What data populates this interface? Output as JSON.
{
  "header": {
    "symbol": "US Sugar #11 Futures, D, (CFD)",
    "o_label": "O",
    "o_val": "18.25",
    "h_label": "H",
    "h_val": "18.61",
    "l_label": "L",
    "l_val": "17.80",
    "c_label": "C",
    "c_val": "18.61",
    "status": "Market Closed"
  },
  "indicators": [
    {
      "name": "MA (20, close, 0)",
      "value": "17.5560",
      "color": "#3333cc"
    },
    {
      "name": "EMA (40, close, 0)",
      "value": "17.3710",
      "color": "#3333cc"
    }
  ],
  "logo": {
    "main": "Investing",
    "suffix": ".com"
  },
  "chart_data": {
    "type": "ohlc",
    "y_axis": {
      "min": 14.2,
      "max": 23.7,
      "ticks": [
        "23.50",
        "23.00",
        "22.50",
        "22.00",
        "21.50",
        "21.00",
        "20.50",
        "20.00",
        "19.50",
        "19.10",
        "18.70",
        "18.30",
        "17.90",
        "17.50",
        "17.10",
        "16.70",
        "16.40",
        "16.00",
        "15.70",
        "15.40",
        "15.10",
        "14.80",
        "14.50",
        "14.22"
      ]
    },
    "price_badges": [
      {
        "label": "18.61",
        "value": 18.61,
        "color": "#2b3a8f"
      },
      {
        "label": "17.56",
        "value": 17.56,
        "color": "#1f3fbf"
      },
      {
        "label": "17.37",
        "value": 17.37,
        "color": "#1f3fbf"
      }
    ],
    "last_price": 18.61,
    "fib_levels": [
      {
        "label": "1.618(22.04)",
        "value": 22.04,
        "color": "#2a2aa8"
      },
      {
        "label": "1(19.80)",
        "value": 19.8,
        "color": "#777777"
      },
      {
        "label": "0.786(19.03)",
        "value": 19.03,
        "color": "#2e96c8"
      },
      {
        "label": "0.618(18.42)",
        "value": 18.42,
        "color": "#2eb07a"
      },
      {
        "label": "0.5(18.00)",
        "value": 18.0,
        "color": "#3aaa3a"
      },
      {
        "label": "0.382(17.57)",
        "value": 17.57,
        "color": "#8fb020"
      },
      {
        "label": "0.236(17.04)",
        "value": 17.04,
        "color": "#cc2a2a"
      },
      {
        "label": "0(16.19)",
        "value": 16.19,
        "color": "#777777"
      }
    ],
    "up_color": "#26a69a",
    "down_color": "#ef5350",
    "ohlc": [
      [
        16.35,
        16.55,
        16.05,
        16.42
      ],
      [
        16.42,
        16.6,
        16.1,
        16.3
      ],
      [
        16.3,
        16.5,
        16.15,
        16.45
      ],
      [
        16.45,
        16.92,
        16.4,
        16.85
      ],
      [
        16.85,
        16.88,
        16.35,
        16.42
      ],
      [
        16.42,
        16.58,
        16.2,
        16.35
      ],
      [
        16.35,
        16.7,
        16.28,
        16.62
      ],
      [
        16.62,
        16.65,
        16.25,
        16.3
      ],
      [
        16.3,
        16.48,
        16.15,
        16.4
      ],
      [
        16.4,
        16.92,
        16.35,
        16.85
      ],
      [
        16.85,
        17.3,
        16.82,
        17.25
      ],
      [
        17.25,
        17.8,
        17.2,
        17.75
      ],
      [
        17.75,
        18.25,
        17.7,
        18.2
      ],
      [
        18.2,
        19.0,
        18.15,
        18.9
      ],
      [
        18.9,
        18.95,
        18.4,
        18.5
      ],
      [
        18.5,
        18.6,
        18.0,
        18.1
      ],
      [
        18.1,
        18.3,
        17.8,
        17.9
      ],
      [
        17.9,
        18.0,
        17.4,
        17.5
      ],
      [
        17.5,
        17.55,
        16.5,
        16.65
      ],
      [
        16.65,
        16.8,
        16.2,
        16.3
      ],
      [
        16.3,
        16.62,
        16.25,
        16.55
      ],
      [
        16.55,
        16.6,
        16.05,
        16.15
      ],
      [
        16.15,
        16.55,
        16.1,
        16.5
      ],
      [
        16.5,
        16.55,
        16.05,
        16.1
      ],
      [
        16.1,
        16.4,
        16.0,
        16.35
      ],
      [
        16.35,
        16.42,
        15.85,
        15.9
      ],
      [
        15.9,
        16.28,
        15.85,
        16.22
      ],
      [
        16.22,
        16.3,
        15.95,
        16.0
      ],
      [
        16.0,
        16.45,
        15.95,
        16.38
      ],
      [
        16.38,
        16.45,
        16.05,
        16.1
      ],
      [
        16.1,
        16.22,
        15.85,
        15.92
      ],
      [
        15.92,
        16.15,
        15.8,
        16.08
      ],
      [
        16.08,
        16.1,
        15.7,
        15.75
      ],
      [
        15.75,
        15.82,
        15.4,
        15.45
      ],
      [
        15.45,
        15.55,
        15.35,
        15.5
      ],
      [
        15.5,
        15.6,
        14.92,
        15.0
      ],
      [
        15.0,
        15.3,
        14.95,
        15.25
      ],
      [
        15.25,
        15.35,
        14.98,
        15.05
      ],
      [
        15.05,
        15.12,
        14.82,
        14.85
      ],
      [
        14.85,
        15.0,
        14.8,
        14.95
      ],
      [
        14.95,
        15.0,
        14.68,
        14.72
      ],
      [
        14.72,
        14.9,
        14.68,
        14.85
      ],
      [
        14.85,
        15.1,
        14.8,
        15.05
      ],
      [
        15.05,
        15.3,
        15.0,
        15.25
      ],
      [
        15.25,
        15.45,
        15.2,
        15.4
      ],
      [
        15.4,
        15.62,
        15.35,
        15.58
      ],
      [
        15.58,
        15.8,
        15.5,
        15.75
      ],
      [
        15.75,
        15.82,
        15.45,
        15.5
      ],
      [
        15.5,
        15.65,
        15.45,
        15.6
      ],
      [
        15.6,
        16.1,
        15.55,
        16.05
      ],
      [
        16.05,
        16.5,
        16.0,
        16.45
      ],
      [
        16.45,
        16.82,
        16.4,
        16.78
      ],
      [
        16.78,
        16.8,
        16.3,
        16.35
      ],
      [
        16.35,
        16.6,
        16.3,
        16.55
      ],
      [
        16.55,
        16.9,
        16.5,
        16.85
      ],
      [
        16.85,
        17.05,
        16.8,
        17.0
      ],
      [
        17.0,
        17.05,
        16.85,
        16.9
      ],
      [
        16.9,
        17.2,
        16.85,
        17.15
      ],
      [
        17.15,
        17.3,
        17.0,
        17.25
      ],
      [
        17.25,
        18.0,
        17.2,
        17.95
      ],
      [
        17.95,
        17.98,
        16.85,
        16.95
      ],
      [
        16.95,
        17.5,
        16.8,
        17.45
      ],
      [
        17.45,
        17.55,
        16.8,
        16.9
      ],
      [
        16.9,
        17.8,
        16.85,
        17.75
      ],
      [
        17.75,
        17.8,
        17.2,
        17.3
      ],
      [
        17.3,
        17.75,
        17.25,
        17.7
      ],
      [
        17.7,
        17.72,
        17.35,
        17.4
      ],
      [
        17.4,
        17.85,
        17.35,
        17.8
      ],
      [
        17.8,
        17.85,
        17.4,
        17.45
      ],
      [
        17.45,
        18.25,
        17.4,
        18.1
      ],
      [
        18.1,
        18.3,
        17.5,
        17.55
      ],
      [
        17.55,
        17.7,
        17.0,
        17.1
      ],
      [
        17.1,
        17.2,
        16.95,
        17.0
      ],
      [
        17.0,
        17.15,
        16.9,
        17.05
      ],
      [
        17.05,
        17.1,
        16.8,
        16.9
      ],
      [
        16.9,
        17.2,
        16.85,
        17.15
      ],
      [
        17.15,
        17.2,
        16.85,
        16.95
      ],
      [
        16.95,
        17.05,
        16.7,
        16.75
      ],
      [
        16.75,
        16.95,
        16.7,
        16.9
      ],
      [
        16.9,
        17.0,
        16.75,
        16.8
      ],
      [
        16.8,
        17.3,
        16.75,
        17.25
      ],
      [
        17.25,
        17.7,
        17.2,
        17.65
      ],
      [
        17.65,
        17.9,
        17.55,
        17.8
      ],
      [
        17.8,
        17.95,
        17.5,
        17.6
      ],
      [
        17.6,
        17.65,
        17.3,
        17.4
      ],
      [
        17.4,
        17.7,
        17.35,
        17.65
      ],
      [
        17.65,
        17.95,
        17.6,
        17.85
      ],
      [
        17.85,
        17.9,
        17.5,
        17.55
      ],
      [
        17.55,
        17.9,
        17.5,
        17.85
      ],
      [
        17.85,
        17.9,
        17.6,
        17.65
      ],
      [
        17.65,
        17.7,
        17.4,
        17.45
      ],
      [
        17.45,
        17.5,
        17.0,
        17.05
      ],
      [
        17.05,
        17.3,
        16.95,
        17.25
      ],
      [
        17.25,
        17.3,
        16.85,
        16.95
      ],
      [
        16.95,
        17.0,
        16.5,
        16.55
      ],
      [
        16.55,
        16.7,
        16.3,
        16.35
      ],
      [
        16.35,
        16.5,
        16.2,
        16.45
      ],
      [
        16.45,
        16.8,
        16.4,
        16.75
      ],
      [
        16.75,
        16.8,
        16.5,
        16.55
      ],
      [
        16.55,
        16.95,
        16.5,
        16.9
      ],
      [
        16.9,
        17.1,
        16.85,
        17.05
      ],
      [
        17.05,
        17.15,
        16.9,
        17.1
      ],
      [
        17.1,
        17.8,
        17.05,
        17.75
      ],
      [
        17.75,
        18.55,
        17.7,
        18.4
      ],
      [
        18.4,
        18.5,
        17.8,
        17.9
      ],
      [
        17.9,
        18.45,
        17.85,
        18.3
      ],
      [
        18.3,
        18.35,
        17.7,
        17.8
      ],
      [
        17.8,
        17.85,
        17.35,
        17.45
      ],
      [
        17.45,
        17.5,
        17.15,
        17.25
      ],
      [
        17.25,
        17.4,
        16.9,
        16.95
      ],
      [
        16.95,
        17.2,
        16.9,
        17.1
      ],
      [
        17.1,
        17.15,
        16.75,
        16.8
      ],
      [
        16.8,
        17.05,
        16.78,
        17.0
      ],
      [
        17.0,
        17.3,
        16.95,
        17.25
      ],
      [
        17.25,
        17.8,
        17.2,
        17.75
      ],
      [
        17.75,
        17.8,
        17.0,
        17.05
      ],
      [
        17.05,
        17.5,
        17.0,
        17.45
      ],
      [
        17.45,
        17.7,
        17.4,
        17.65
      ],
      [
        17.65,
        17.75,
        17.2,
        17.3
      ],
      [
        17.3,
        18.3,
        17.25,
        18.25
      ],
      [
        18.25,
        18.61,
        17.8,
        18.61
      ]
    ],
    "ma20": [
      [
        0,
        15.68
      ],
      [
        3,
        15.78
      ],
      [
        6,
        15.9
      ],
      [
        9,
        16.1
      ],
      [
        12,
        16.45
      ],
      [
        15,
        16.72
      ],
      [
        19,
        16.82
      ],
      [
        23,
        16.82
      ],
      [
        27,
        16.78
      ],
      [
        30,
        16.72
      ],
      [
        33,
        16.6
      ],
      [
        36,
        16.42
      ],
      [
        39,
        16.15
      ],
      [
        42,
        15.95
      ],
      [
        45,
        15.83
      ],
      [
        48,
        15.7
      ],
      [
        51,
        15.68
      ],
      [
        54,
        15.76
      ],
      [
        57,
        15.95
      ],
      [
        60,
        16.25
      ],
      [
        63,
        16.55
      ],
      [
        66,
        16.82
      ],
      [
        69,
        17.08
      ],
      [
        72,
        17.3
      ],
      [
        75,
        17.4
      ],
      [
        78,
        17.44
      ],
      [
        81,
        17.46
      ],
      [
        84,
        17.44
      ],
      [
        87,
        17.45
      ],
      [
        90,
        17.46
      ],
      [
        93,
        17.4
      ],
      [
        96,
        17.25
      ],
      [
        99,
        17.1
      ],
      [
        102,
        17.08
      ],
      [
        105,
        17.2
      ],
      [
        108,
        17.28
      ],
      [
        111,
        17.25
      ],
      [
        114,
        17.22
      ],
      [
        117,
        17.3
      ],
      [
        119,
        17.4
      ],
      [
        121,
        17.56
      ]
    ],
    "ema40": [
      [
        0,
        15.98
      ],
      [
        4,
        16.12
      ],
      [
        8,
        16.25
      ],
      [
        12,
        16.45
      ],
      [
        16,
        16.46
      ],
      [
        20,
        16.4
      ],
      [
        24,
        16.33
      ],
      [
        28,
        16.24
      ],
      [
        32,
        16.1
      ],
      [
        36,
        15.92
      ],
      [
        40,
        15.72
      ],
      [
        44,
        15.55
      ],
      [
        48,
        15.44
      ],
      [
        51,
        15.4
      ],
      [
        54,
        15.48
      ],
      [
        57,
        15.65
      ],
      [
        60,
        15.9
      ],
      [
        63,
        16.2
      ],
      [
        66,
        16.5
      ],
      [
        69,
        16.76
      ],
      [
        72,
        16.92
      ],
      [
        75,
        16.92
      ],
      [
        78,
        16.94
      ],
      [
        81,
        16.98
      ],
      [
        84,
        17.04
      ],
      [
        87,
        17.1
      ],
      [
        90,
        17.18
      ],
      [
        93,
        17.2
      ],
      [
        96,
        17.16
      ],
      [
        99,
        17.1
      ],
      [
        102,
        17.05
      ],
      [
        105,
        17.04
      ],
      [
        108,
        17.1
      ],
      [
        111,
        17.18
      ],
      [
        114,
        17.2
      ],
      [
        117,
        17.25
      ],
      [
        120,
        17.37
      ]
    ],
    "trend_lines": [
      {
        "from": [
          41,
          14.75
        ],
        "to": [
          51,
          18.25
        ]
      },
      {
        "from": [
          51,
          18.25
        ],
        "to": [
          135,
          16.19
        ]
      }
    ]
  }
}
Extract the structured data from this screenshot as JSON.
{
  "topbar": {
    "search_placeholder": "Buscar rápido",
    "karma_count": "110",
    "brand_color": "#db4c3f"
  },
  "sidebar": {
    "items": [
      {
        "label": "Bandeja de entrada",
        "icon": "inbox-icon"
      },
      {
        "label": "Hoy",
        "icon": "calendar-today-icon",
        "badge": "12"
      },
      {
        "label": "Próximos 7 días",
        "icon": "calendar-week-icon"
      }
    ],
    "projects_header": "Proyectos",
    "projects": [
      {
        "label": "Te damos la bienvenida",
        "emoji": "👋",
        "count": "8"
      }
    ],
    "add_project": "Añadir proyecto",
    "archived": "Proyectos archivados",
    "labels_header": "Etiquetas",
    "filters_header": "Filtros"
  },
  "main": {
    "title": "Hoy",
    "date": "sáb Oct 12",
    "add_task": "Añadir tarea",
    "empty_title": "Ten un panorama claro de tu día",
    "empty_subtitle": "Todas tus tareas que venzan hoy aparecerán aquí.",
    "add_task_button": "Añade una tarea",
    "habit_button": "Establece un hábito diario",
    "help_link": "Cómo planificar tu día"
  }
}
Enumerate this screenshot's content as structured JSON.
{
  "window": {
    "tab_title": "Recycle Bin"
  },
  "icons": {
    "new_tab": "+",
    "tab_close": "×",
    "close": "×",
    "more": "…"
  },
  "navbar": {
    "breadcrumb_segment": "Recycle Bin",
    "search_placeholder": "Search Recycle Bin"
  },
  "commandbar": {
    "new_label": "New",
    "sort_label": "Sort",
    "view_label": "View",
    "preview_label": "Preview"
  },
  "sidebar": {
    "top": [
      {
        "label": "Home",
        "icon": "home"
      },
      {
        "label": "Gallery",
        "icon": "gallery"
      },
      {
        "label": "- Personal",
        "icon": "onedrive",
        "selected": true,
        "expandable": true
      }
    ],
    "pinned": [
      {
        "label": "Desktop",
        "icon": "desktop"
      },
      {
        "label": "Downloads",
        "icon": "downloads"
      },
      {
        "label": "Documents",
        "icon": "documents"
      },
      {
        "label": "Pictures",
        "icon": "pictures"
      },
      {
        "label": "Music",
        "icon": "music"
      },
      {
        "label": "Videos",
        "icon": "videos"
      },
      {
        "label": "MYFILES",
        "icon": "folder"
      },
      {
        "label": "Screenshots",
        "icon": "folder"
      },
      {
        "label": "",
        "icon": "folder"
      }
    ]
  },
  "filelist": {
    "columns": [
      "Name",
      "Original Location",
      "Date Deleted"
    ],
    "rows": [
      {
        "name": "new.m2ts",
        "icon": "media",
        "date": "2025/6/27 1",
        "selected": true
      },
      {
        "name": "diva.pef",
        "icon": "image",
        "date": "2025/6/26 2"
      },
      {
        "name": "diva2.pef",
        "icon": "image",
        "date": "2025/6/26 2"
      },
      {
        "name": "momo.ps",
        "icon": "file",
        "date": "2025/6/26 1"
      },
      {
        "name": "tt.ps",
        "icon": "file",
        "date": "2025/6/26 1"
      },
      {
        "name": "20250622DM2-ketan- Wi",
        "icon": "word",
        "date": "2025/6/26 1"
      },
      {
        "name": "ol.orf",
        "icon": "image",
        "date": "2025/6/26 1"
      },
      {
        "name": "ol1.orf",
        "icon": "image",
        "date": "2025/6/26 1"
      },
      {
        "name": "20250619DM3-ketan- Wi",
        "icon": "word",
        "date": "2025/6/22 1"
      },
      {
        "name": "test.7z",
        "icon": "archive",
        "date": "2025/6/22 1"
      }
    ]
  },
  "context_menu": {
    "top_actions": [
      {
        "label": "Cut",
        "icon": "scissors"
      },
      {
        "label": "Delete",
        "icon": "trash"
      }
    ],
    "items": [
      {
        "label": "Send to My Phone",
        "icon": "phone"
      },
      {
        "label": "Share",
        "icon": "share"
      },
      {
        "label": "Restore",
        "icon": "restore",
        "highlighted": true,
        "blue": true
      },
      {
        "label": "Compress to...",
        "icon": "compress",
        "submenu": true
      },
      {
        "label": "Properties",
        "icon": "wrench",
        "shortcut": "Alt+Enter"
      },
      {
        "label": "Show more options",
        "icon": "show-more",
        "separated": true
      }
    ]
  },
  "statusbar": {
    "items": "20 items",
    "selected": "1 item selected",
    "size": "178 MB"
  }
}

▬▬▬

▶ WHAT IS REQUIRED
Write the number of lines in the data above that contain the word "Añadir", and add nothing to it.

▶ TASK ANSWER
2